The Eagles, a legendary rock band of the 1970s, experienced a remarkable ascent unlike any other. While their contemporaries delved into progressive rock or indulged in heavy metal fantasies, Don Henley and Glenn Frey chose a different path. They crafted breezy music that offered an escape from the challenges of everyday life. While their groundbreaking album, Hotel California, may be seen as their crowning achievement, Frey holds a different perspective on the band’s finest work.
During the early stages of their career, as they embarked on their debut album, the Eagles were still finding their footing. With the assistance of David Geffen at Asylum and the renowned superproducer Glyn Johns, the band achieved their first notable hits, including “Take It Easy” and “Peaceful Easy Feeling.” Although these tracks were a promising start, there was more work to be done.
Frey spoke highly of the band’s second album, Desperado. However, it did not find immediate success upon release. In fact, it was initially considered an underwhelming flop. It wasn’t until years later, when artists like Linda Ronstadt covered songs from the album, that the true power of tracks like the title song was recognized.
As the band evolved and added Don Felder to their lineup for the On the Border album, they gained additional musical prowess. Felder, nicknamed ‘Fingers,’ displayed his versatility by effortlessly playing various styles, whether it was shredding on a hard rock track or adding emotive guitar solos like in “Best of My Love.” This new dynamic thrust the band into their next phase, where they struck gold with the highly acclaimed One of These Nights album.
Immersed in the glamorous Hollywood scene, half of the album explored the darker side of the entertainment industry like never before. From Randy Meisner’s cautionary tale in “Too Many Hands” to the introspective title track, the band reminded their audience of the perils that come with pursuing a life in music. Furthermore, they drew from their own experiences, addressing topics such as the women who frequented bars on “Lyin’ Eyes” and the monotonous grind of Tinseltown on “The Hollywood Waltz.” There was an abundance of meaningful content for listeners to unpack.

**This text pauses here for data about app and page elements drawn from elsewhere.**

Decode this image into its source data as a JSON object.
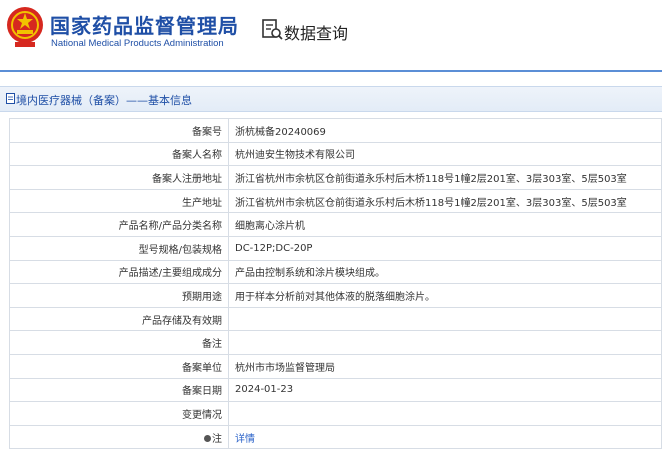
{
  "header": {
    "site_title_cn": "国家药品监督管理局",
    "site_title_en": "National Medical Products Administration",
    "query_title": "数据查询",
    "accent_color": "#1f4fa6"
  },
  "section": {
    "title": "境内医疗器械（备案）——基本信息"
  },
  "rows": [
    {
      "label": "备案号",
      "value": "浙杭械备20240069"
    },
    {
      "label": "备案人名称",
      "value": "杭州迪安生物技术有限公司"
    },
    {
      "label": "备案人注册地址",
      "value": "浙江省杭州市余杭区仓前街道永乐村后木桥118号1幢2层201室、3层303室、5层503室"
    },
    {
      "label": "生产地址",
      "value": "浙江省杭州市余杭区仓前街道永乐村后木桥118号1幢2层201室、3层303室、5层503室"
    },
    {
      "label": "产品名称/产品分类名称",
      "value": "细胞离心涂片机"
    },
    {
      "label": "型号规格/包装规格",
      "value": "DC-12P;DC-20P"
    },
    {
      "label": "产品描述/主要组成成分",
      "value": "产品由控制系统和涂片模块组成。"
    },
    {
      "label": "预期用途",
      "value": "用于样本分析前对其他体液的脱落细胞涂片。"
    },
    {
      "label": "产品存储及有效期",
      "value": ""
    },
    {
      "label": "备注",
      "value": ""
    },
    {
      "label": "备案单位",
      "value": "杭州市市场监督管理局"
    },
    {
      "label": "备案日期",
      "value": "2024-01-23"
    },
    {
      "label": "变更情况",
      "value": ""
    },
    {
      "label": "注",
      "value": "详情"
    }
  ]
}
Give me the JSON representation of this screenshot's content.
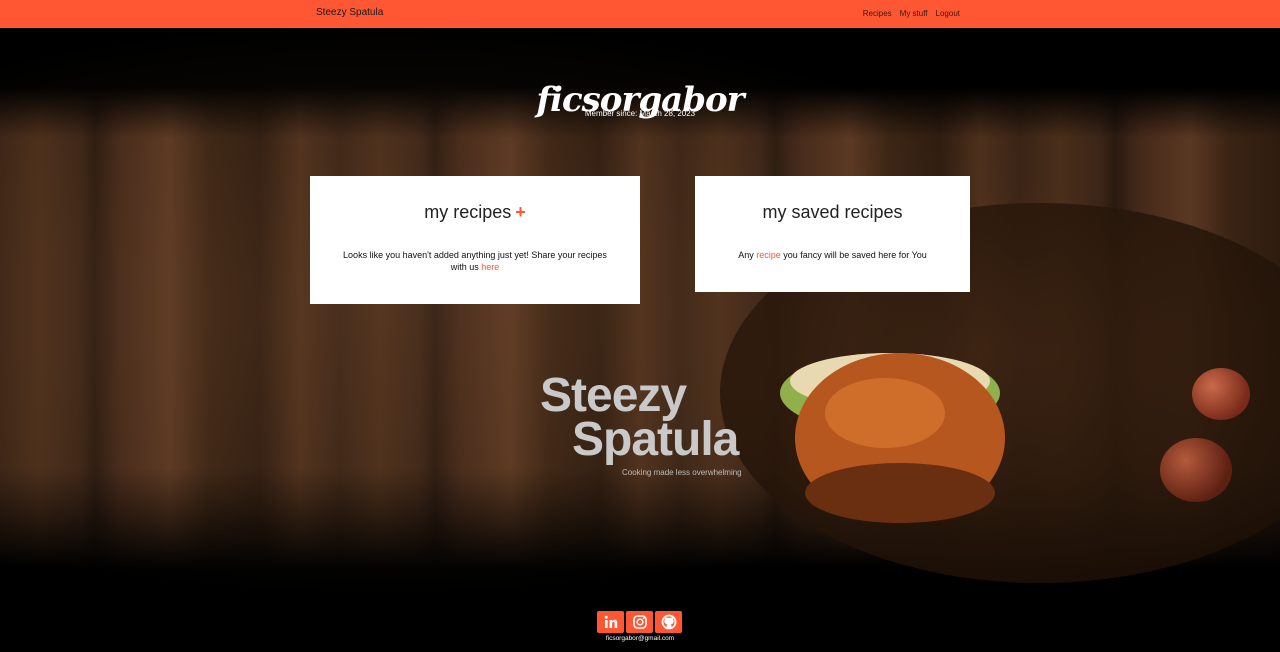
{
  "navbar": {
    "brand": "Steezy Spatula",
    "links": [
      "Recipes",
      "My stuff",
      "Logout"
    ]
  },
  "profile": {
    "username": "ficsorgabor",
    "member_since": "Member since: March 28, 2023"
  },
  "my_recipes": {
    "title": "my recipes",
    "add_symbol": "+",
    "empty_text": "Looks like you haven't added anything just yet! Share your recipes with us ",
    "link_text": "here"
  },
  "saved_recipes": {
    "title": "my saved recipes",
    "text_before": "Any ",
    "link_text": "recipe",
    "text_after": " you fancy will be saved here for You"
  },
  "logo": {
    "line1": "Steezy",
    "line2": "Spatula",
    "tagline": "Cooking made less overwhelming"
  },
  "footer": {
    "socials": [
      "linkedin-icon",
      "instagram-icon",
      "github-icon"
    ],
    "email": "ficsorgabor@gmail.com"
  },
  "colors": {
    "accent": "#ff5733"
  }
}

It was during this transformative period that Frey believed the band had truly found their calling. Reflecting on the album later in life, he considered the title track, “One of These Nights,” a turning point in their career. In his memoir, Life in the Fast Lane, he remarked, “We made a quantum leap with ‘One of These Nights.’ It was a breakthrough song. It is my favorite Eagles record. If I had to choose one, it wouldn’t be ‘Hotel California’; it would be ‘One of These Nights.'”
Sadly, the band’s journey was not without its challenges. Following disagreements and the reluctant inclusion of “I Wish You Peace,” Bernie Leadon departed, making way for Joe Walsh to join for the iconic Hotel California album. This transition marked the beginning of the Eagles spreading their wings, each member holding boundless potential for even greater artistic achievements.
Q: Which album is considered the Eagles’ crowning achievement?
A: The Eagles’ groundbreaking album, Hotel California, is often regarded as their crowning achievement.
Q: Who joined the Eagles for the album On the Border?
A: Don Felder joined the Eagles for the On the Border album, bringing added musical expertise to the band.
Q: What song does Glenn Frey consider his favorite Eagles record?
A: Glenn Frey considers “One of These Nights” as his favorite Eagles record, describing it as a breakthrough song.
Q: Why did Bernie Leadon leave the Eagles?
A: Bernie Leadon left the Eagles due to creative disagreements, making way for Joe Walsh to join the band.